╭─ Data for review
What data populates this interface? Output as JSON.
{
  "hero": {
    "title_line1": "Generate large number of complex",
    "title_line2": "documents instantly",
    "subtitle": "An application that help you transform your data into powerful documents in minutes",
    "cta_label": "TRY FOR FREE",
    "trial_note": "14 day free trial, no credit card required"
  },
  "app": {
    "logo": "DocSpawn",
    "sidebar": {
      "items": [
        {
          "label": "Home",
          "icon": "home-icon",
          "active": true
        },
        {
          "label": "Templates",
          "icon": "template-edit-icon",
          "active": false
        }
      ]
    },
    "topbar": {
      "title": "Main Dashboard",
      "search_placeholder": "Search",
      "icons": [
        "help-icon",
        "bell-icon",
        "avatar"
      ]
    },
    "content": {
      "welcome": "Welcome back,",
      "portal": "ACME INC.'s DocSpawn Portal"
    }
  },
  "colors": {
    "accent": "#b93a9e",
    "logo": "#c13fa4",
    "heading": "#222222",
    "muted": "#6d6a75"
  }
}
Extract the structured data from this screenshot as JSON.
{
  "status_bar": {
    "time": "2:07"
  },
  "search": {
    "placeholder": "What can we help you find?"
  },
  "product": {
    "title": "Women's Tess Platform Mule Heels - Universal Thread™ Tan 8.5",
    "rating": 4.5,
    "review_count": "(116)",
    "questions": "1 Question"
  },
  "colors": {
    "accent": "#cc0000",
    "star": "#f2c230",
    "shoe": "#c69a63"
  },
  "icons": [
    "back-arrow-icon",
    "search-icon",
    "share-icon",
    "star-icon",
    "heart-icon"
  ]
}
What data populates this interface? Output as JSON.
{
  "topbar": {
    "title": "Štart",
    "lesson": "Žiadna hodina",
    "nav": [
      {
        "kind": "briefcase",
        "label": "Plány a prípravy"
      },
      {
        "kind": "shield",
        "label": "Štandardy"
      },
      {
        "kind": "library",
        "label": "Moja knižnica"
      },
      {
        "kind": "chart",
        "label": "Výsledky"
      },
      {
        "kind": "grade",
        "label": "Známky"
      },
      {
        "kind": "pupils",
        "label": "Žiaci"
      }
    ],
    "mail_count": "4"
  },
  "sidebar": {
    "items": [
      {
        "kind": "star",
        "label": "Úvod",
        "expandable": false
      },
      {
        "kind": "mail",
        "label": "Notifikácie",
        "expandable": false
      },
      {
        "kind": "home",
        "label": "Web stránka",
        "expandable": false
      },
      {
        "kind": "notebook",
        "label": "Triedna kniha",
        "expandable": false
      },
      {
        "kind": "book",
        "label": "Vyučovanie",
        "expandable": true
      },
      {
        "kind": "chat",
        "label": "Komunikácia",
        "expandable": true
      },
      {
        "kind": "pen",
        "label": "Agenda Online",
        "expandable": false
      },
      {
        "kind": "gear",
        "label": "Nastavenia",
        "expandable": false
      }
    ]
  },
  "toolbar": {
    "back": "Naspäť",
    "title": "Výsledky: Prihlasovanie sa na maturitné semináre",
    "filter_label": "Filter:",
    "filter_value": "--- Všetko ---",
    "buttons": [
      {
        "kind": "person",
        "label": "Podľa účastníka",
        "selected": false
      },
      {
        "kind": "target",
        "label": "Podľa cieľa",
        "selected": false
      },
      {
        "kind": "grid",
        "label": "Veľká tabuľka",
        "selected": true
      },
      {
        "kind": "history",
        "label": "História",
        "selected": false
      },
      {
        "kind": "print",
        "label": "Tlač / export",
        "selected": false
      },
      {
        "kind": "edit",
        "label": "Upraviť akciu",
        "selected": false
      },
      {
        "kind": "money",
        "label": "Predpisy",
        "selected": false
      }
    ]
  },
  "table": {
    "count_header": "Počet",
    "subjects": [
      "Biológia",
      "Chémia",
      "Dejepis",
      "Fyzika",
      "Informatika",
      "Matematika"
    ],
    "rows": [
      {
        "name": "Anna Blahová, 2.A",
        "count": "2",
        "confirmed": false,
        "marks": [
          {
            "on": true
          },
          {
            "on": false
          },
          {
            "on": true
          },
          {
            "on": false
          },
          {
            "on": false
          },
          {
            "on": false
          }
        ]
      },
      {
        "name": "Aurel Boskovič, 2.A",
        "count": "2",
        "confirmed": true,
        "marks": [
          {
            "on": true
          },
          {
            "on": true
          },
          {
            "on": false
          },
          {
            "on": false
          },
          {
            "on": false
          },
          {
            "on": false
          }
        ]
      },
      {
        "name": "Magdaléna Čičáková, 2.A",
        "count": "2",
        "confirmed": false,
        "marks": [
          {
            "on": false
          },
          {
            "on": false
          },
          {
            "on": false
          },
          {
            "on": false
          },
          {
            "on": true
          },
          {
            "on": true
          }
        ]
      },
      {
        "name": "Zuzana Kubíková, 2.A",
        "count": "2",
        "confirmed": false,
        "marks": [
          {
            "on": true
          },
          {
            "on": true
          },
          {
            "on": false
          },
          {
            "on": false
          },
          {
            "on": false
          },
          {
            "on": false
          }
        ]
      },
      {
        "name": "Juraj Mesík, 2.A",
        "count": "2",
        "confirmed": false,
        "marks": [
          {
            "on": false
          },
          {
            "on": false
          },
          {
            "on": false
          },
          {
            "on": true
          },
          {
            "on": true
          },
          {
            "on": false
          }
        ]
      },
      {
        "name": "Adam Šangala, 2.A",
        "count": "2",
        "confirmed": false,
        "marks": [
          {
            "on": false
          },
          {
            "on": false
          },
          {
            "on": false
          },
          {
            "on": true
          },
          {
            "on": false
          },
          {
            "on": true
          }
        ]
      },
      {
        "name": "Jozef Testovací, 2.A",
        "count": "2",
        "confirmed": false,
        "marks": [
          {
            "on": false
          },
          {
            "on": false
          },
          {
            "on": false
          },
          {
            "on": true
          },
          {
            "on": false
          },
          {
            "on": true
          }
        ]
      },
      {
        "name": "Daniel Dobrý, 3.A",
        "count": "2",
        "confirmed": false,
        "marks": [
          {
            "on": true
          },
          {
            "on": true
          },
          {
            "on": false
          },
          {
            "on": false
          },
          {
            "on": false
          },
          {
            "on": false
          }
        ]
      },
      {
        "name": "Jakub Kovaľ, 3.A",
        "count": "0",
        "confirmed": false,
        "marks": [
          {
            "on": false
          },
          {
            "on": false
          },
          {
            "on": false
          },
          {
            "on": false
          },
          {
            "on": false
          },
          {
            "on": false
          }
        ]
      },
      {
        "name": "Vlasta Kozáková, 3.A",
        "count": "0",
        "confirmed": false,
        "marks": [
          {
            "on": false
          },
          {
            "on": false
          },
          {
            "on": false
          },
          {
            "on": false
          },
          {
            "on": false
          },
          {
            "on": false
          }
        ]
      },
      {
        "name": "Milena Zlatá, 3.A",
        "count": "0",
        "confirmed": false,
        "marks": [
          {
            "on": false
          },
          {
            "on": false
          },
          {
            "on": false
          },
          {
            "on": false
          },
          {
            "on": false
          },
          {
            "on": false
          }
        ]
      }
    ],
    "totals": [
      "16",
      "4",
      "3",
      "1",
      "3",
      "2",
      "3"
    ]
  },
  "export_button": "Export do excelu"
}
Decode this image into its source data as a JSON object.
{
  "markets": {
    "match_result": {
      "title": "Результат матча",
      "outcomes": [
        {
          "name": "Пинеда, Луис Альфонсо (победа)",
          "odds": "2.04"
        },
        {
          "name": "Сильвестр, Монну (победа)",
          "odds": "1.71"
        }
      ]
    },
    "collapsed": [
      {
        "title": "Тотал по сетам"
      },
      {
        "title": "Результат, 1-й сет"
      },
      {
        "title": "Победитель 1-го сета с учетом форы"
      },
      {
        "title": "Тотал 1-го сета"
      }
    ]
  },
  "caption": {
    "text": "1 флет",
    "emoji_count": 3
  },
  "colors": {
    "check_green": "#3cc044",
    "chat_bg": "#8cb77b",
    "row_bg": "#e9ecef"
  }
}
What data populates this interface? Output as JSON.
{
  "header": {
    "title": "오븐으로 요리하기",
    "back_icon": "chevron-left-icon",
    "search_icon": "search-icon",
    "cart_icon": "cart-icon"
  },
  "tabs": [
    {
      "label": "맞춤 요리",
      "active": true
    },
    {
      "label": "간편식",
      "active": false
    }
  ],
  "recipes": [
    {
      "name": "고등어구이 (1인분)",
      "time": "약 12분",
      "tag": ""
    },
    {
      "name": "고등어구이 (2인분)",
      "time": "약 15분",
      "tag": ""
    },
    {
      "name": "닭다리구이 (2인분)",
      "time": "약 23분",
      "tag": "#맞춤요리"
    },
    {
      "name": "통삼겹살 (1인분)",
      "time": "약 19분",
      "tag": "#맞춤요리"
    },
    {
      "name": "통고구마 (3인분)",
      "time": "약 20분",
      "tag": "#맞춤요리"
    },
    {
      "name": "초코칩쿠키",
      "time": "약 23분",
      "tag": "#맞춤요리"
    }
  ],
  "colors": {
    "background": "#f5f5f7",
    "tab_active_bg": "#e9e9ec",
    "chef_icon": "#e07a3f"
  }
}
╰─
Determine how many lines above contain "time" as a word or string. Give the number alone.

7